The entries must be retyped exactly, down to the last line.
--- SUPPLIED DATA Enclosed Below ---
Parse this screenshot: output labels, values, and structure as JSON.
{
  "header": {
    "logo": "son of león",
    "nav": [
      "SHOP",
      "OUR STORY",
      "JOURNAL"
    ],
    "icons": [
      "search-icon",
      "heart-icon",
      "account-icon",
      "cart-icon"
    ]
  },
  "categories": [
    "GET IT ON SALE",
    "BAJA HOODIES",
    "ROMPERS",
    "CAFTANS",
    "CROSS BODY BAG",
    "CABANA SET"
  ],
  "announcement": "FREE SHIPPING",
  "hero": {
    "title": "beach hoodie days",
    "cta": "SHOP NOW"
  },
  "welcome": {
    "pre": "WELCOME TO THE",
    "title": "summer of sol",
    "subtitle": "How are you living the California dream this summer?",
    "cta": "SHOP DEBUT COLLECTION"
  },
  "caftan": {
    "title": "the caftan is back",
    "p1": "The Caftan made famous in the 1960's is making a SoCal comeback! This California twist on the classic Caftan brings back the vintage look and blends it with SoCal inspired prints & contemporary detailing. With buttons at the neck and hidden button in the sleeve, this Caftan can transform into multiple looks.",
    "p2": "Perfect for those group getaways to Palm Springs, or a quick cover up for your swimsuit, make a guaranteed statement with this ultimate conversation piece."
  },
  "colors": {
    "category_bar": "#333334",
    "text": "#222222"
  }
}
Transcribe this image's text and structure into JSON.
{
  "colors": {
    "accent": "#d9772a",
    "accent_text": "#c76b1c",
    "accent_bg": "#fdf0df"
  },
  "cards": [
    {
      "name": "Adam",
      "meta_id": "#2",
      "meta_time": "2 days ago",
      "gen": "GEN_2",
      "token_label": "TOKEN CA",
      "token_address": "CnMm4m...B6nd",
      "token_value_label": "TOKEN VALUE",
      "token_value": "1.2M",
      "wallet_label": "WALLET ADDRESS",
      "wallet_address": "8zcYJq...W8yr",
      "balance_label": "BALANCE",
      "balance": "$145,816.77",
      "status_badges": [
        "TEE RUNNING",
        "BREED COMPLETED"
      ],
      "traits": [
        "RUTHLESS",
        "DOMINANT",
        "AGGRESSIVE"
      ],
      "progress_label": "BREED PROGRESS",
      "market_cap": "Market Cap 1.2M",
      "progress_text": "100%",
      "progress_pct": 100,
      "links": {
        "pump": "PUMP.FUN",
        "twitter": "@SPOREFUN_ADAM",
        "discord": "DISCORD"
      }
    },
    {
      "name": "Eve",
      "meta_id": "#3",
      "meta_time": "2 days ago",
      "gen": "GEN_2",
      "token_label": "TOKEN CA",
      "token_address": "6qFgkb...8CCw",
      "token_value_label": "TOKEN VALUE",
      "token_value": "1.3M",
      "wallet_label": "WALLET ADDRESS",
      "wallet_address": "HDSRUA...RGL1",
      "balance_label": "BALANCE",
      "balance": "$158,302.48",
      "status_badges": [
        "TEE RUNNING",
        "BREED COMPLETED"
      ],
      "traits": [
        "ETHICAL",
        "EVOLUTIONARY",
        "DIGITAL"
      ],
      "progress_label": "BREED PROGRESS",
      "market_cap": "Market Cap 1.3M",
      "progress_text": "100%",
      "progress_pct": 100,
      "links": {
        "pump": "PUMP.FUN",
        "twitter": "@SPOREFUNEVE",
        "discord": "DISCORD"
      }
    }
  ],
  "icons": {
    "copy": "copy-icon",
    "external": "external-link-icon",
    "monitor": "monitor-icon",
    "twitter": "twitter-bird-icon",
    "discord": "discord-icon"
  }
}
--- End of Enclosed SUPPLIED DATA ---
_THE ANSWER:_
Parse this screenshot: output labels, values, and structure as JSON.
{
  "header": {
    "logo": "son of león",
    "nav": [
      "SHOP",
      "OUR STORY",
      "JOURNAL"
    ],
    "icons": [
      "search-icon",
      "heart-icon",
      "account-icon",
      "cart-icon"
    ]
  },
  "categories": [
    "GET IT ON SALE",
    "BAJA HOODIES",
    "ROMPERS",
    "CAFTANS",
    "CROSS BODY BAG",
    "CABANA SET"
  ],
  "announcement": "FREE SHIPPING",
  "hero": {
    "title": "beach hoodie days",
    "cta": "SHOP NOW"
  },
  "welcome": {
    "pre": "WELCOME TO THE",
    "title": "summer of sol",
    "subtitle": "How are you living the California dream this summer?",
    "cta": "SHOP DEBUT COLLECTION"
  },
  "caftan": {
    "title": "the caftan is back",
    "p1": "The Caftan made famous in the 1960's is making a SoCal comeback! This California twist on the classic Caftan brings back the vintage look and blends it with SoCal inspired prints & contemporary detailing. With buttons at the neck and hidden button in the sleeve, this Caftan can transform into multiple looks.",
    "p2": "Perfect for those group getaways to Palm Springs, or a quick cover up for your swimsuit, make a guaranteed statement with this ultimate conversation piece."
  },
  "colors": {
    "category_bar": "#333334",
    "text": "#222222"
  }
}
Transcribe this image's text and structure into JSON.
{
  "colors": {
    "accent": "#d9772a",
    "accent_text": "#c76b1c",
    "accent_bg": "#fdf0df"
  },
  "cards": [
    {
      "name": "Adam",
      "meta_id": "#2",
      "meta_time": "2 days ago",
      "gen": "GEN_2",
      "token_label": "TOKEN CA",
      "token_address": "CnMm4m...B6nd",
      "token_value_label": "TOKEN VALUE",
      "token_value": "1.2M",
      "wallet_label": "WALLET ADDRESS",
      "wallet_address": "8zcYJq...W8yr",
      "balance_label": "BALANCE",
      "balance": "$145,816.77",
      "status_badges": [
        "TEE RUNNING",
        "BREED COMPLETED"
      ],
      "traits": [
        "RUTHLESS",
        "DOMINANT",
        "AGGRESSIVE"
      ],
      "progress_label": "BREED PROGRESS",
      "market_cap": "Market Cap 1.2M",
      "progress_text": "100%",
      "progress_pct": 100,
      "links": {
        "pump": "PUMP.FUN",
        "twitter": "@SPOREFUN_ADAM",
        "discord": "DISCORD"
      }
    },
    {
      "name": "Eve",
      "meta_id": "#3",
      "meta_time": "2 days ago",
      "gen": "GEN_2",
      "token_label": "TOKEN CA",
      "token_address": "6qFgkb...8CCw",
      "token_value_label": "TOKEN VALUE",
      "token_value": "1.3M",
      "wallet_label": "WALLET ADDRESS",
      "wallet_address": "HDSRUA...RGL1",
      "balance_label": "BALANCE",
      "balance": "$158,302.48",
      "status_badges": [
        "TEE RUNNING",
        "BREED COMPLETED"
      ],
      "traits": [
        "ETHICAL",
        "EVOLUTIONARY",
        "DIGITAL"
      ],
      "progress_label": "BREED PROGRESS",
      "market_cap": "Market Cap 1.3M",
      "progress_text": "100%",
      "progress_pct": 100,
      "links": {
        "pump": "PUMP.FUN",
        "twitter": "@SPOREFUNEVE",
        "discord": "DISCORD"
      }
    }
  ],
  "icons": {
    "copy": "copy-icon",
    "external": "external-link-icon",
    "monitor": "monitor-icon",
    "twitter": "twitter-bird-icon",
    "discord": "discord-icon"
  }
}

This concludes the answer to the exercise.